[Data provided Boundary: Start]
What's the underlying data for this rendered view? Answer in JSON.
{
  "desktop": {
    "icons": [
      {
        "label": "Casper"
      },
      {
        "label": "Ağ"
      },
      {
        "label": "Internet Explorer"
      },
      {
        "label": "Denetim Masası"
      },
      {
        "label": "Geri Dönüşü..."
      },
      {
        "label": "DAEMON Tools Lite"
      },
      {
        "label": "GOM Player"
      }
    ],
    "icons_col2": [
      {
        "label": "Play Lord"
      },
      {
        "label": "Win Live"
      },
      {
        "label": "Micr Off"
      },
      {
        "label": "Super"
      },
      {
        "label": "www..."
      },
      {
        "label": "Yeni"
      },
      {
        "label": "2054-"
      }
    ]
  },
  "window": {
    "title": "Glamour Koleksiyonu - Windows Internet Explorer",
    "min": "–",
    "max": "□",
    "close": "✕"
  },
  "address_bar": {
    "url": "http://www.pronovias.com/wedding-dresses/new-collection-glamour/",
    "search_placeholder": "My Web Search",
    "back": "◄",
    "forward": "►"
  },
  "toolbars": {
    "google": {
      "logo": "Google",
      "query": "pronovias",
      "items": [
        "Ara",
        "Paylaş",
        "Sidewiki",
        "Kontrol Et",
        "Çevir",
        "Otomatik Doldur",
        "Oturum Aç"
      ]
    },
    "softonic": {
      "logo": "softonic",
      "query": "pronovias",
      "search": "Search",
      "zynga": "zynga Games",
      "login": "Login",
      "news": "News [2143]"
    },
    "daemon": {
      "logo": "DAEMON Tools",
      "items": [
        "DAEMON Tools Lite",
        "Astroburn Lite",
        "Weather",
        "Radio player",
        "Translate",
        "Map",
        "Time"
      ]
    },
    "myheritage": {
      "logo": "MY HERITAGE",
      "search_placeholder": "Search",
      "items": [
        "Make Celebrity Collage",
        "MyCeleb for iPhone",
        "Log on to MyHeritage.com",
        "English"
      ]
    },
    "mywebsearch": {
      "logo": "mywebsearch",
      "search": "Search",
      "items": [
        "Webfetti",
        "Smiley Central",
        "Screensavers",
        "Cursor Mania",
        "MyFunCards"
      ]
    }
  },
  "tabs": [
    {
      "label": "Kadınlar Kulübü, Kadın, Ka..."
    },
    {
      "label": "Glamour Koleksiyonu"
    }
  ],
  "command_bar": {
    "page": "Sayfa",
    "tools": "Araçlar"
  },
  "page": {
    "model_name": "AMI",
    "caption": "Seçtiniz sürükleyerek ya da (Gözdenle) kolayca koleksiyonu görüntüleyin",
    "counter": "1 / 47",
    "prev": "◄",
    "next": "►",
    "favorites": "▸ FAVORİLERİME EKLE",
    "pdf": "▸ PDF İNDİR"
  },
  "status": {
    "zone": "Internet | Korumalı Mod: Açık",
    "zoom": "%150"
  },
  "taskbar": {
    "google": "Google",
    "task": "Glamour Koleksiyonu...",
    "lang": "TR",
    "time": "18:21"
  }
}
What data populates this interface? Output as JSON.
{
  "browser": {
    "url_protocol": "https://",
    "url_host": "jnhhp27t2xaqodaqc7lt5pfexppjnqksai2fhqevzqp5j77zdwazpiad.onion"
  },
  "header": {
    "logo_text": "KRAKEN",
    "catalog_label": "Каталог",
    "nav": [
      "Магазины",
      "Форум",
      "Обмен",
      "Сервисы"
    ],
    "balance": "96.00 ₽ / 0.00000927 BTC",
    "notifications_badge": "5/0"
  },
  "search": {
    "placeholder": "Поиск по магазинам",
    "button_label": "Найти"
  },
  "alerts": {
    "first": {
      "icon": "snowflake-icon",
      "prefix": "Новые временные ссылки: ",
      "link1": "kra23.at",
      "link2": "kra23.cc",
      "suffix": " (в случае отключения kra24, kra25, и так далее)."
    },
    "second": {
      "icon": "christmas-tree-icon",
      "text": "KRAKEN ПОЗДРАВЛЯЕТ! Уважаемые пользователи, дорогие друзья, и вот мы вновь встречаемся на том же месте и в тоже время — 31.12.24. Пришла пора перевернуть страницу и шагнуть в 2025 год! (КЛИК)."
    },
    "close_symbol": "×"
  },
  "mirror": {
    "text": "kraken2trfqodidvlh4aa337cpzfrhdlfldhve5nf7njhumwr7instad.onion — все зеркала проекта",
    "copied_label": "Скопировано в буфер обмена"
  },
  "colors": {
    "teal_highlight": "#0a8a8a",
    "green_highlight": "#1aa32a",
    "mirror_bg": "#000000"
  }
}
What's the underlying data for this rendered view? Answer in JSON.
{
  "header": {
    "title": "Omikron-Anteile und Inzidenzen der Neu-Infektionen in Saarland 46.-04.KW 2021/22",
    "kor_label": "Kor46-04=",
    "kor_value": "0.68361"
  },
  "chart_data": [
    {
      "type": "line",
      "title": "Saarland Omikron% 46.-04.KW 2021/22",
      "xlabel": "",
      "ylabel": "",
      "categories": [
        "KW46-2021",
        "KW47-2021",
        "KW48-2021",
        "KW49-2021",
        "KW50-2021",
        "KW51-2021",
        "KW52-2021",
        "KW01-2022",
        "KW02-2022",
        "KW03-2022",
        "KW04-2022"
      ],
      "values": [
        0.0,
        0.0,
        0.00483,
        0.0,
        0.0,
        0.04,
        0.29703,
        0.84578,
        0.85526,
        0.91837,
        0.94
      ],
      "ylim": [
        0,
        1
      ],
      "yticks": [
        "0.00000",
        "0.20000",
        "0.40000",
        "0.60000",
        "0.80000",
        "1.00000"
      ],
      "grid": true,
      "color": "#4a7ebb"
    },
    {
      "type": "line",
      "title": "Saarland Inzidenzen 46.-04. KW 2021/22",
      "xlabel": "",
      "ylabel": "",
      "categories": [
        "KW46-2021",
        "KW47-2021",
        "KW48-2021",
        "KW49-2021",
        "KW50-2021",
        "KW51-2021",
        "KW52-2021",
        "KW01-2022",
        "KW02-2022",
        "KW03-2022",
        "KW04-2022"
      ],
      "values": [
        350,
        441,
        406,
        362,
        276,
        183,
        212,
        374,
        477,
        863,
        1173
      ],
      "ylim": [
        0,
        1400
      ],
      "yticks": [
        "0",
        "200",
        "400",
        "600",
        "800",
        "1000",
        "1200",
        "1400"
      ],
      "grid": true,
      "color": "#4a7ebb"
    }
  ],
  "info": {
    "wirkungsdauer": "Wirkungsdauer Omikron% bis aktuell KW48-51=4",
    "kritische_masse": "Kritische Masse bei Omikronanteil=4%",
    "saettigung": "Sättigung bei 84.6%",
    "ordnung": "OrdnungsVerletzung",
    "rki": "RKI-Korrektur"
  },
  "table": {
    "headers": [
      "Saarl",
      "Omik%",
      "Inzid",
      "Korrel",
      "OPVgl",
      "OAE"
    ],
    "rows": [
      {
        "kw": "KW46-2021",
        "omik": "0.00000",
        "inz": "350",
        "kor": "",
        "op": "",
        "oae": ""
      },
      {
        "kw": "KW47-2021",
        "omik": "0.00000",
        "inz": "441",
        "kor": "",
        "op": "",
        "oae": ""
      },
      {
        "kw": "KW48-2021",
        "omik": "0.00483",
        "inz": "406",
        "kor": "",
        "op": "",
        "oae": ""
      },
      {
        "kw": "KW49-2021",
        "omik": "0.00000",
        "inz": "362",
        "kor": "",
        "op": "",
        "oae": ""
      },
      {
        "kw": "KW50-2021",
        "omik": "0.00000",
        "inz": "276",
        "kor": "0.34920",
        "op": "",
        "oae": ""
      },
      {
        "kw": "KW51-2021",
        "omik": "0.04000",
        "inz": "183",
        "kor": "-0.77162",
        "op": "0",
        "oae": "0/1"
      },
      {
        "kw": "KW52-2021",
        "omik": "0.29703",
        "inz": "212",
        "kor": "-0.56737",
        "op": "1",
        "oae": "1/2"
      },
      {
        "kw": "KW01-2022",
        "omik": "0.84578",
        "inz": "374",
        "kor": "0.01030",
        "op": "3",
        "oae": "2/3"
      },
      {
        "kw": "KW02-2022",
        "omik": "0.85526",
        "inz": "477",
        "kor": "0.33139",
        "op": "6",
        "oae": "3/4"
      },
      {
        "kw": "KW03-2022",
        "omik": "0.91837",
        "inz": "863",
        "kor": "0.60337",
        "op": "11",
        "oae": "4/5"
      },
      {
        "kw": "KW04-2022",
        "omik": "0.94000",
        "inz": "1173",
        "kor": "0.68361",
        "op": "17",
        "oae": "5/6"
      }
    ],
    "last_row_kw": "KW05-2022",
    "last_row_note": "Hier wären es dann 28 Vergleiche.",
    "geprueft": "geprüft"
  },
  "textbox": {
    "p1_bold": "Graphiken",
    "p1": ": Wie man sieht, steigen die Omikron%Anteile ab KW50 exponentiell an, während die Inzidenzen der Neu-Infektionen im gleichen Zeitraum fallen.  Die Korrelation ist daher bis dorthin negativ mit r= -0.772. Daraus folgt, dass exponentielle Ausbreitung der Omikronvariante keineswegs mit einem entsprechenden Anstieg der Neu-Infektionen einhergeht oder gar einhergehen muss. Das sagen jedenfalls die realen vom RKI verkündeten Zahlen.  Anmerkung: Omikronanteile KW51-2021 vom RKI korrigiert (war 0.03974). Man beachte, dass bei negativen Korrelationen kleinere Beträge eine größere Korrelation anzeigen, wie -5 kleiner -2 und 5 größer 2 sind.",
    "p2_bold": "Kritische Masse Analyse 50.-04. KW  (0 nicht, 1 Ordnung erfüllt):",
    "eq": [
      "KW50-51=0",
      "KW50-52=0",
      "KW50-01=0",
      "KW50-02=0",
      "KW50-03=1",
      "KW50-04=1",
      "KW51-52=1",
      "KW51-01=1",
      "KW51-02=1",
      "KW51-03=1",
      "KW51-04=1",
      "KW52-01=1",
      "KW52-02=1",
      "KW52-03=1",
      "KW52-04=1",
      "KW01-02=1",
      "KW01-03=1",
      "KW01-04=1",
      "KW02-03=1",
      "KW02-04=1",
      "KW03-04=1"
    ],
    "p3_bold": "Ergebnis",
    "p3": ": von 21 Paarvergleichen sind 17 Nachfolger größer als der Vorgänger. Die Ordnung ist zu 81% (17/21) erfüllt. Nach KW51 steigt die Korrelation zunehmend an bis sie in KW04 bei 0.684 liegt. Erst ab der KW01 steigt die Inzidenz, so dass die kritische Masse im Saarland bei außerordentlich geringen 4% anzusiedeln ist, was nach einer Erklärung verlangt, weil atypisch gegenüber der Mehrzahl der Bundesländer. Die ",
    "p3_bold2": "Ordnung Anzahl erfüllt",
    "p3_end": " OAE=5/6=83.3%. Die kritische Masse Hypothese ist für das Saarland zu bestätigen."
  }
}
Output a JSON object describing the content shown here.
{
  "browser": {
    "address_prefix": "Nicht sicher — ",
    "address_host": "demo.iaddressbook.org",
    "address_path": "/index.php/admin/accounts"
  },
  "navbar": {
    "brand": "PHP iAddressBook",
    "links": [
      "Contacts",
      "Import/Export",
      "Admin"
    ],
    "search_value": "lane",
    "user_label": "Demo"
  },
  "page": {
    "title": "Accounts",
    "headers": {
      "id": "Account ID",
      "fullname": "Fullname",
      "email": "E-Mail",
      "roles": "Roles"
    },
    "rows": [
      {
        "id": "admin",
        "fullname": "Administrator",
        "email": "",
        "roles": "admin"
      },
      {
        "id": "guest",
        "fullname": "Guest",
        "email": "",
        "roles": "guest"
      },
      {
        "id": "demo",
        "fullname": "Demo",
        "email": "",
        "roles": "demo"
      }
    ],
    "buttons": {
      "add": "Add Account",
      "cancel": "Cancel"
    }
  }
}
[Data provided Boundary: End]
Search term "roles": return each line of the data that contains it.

      "roles": "Roles"
        "roles": "admin"
        "roles": "guest"
        "roles": "demo"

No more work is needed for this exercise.